------ Records shown
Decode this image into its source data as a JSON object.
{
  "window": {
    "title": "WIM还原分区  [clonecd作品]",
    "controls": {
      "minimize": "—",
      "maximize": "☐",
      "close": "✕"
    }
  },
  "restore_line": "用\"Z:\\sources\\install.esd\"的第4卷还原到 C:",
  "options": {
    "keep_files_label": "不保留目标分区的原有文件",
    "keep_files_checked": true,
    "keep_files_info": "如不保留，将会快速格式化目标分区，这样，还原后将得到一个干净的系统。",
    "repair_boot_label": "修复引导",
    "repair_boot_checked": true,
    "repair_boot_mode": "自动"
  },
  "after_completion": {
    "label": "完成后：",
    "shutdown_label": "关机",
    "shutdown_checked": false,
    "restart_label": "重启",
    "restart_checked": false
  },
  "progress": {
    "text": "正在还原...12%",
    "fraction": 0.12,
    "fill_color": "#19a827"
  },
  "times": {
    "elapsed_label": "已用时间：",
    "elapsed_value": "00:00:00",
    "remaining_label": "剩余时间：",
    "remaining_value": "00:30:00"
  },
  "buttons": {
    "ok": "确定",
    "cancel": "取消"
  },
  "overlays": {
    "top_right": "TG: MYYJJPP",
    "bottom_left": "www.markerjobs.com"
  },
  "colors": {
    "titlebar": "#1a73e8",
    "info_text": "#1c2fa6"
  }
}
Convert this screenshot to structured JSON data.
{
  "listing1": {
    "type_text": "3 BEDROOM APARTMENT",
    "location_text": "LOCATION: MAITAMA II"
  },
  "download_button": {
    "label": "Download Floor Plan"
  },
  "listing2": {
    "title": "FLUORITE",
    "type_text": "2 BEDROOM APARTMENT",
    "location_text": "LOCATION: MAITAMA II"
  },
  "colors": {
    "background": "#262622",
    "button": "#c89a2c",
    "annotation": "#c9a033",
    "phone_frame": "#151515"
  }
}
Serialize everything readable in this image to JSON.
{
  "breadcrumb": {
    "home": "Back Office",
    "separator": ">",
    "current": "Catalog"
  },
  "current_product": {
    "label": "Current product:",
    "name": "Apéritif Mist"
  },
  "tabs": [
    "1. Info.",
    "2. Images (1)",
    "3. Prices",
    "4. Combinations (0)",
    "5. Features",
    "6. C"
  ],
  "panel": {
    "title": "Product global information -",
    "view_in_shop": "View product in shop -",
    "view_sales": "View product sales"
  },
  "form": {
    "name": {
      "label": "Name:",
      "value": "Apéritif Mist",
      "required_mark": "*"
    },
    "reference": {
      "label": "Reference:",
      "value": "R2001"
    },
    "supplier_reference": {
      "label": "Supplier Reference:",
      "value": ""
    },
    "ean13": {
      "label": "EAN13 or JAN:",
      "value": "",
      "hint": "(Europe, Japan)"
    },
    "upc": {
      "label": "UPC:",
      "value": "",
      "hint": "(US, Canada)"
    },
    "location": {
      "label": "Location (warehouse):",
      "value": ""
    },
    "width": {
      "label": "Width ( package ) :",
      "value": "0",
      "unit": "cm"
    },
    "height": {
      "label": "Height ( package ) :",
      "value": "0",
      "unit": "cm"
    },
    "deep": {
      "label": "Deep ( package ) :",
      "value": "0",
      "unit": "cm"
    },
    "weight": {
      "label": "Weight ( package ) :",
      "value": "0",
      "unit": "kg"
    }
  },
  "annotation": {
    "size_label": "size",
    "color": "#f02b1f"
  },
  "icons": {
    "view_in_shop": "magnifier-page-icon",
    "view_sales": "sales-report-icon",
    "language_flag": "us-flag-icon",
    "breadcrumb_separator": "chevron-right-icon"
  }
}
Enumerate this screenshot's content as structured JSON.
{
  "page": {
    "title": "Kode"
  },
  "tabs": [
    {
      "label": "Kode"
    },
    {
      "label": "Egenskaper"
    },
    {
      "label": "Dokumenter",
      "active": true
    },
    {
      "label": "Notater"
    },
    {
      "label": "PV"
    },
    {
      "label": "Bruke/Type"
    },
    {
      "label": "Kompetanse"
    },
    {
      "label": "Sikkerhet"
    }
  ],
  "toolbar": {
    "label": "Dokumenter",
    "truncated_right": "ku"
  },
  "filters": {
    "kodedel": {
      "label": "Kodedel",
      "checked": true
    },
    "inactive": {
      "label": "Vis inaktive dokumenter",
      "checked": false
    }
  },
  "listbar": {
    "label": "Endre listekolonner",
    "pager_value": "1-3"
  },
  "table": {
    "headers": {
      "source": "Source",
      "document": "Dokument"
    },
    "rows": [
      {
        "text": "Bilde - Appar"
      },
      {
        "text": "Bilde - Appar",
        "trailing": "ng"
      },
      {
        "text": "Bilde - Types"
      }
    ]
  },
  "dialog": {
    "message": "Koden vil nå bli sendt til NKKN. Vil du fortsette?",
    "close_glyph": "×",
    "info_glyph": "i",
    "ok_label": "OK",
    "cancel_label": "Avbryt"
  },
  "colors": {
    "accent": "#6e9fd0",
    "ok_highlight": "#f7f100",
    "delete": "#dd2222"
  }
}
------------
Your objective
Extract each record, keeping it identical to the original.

Result for this exercise
Decode this image into its source data as a JSON object.
{
  "window": {
    "title": "WIM还原分区  [clonecd作品]",
    "controls": {
      "minimize": "—",
      "maximize": "☐",
      "close": "✕"
    }
  },
  "restore_line": "用\"Z:\\sources\\install.esd\"的第4卷还原到 C:",
  "options": {
    "keep_files_label": "不保留目标分区的原有文件",
    "keep_files_checked": true,
    "keep_files_info": "如不保留，将会快速格式化目标分区，这样，还原后将得到一个干净的系统。",
    "repair_boot_label": "修复引导",
    "repair_boot_checked": true,
    "repair_boot_mode": "自动"
  },
  "after_completion": {
    "label": "完成后：",
    "shutdown_label": "关机",
    "shutdown_checked": false,
    "restart_label": "重启",
    "restart_checked": false
  },
  "progress": {
    "text": "正在还原...12%",
    "fraction": 0.12,
    "fill_color": "#19a827"
  },
  "times": {
    "elapsed_label": "已用时间：",
    "elapsed_value": "00:00:00",
    "remaining_label": "剩余时间：",
    "remaining_value": "00:30:00"
  },
  "buttons": {
    "ok": "确定",
    "cancel": "取消"
  },
  "overlays": {
    "top_right": "TG: MYYJJPP",
    "bottom_left": "www.markerjobs.com"
  },
  "colors": {
    "titlebar": "#1a73e8",
    "info_text": "#1c2fa6"
  }
}
Convert this screenshot to structured JSON data.
{
  "listing1": {
    "type_text": "3 BEDROOM APARTMENT",
    "location_text": "LOCATION: MAITAMA II"
  },
  "download_button": {
    "label": "Download Floor Plan"
  },
  "listing2": {
    "title": "FLUORITE",
    "type_text": "2 BEDROOM APARTMENT",
    "location_text": "LOCATION: MAITAMA II"
  },
  "colors": {
    "background": "#262622",
    "button": "#c89a2c",
    "annotation": "#c9a033",
    "phone_frame": "#151515"
  }
}
Serialize everything readable in this image to JSON.
{
  "breadcrumb": {
    "home": "Back Office",
    "separator": ">",
    "current": "Catalog"
  },
  "current_product": {
    "label": "Current product:",
    "name": "Apéritif Mist"
  },
  "tabs": [
    "1. Info.",
    "2. Images (1)",
    "3. Prices",
    "4. Combinations (0)",
    "5. Features",
    "6. C"
  ],
  "panel": {
    "title": "Product global information -",
    "view_in_shop": "View product in shop -",
    "view_sales": "View product sales"
  },
  "form": {
    "name": {
      "label": "Name:",
      "value": "Apéritif Mist",
      "required_mark": "*"
    },
    "reference": {
      "label": "Reference:",
      "value": "R2001"
    },
    "supplier_reference": {
      "label": "Supplier Reference:",
      "value": ""
    },
    "ean13": {
      "label": "EAN13 or JAN:",
      "value": "",
      "hint": "(Europe, Japan)"
    },
    "upc": {
      "label": "UPC:",
      "value": "",
      "hint": "(US, Canada)"
    },
    "location": {
      "label": "Location (warehouse):",
      "value": ""
    },
    "width": {
      "label": "Width ( package ) :",
      "value": "0",
      "unit": "cm"
    },
    "height": {
      "label": "Height ( package ) :",
      "value": "0",
      "unit": "cm"
    },
    "deep": {
      "label": "Deep ( package ) :",
      "value": "0",
      "unit": "cm"
    },
    "weight": {
      "label": "Weight ( package ) :",
      "value": "0",
      "unit": "kg"
    }
  },
  "annotation": {
    "size_label": "size",
    "color": "#f02b1f"
  },
  "icons": {
    "view_in_shop": "magnifier-page-icon",
    "view_sales": "sales-report-icon",
    "language_flag": "us-flag-icon",
    "breadcrumb_separator": "chevron-right-icon"
  }
}
Enumerate this screenshot's content as structured JSON.
{
  "page": {
    "title": "Kode"
  },
  "tabs": [
    {
      "label": "Kode"
    },
    {
      "label": "Egenskaper"
    },
    {
      "label": "Dokumenter",
      "active": true
    },
    {
      "label": "Notater"
    },
    {
      "label": "PV"
    },
    {
      "label": "Bruke/Type"
    },
    {
      "label": "Kompetanse"
    },
    {
      "label": "Sikkerhet"
    }
  ],
  "toolbar": {
    "label": "Dokumenter",
    "truncated_right": "ku"
  },
  "filters": {
    "kodedel": {
      "label": "Kodedel",
      "checked": true
    },
    "inactive": {
      "label": "Vis inaktive dokumenter",
      "checked": false
    }
  },
  "listbar": {
    "label": "Endre listekolonner",
    "pager_value": "1-3"
  },
  "table": {
    "headers": {
      "source": "Source",
      "document": "Dokument"
    },
    "rows": [
      {
        "text": "Bilde - Appar"
      },
      {
        "text": "Bilde - Appar",
        "trailing": "ng"
      },
      {
        "text": "Bilde - Types"
      }
    ]
  },
  "dialog": {
    "message": "Koden vil nå bli sendt til NKKN. Vil du fortsette?",
    "close_glyph": "×",
    "info_glyph": "i",
    "ok_label": "OK",
    "cancel_label": "Avbryt"
  },
  "colors": {
    "accent": "#6e9fd0",
    "ok_highlight": "#f7f100",
    "delete": "#dd2222"
  }
}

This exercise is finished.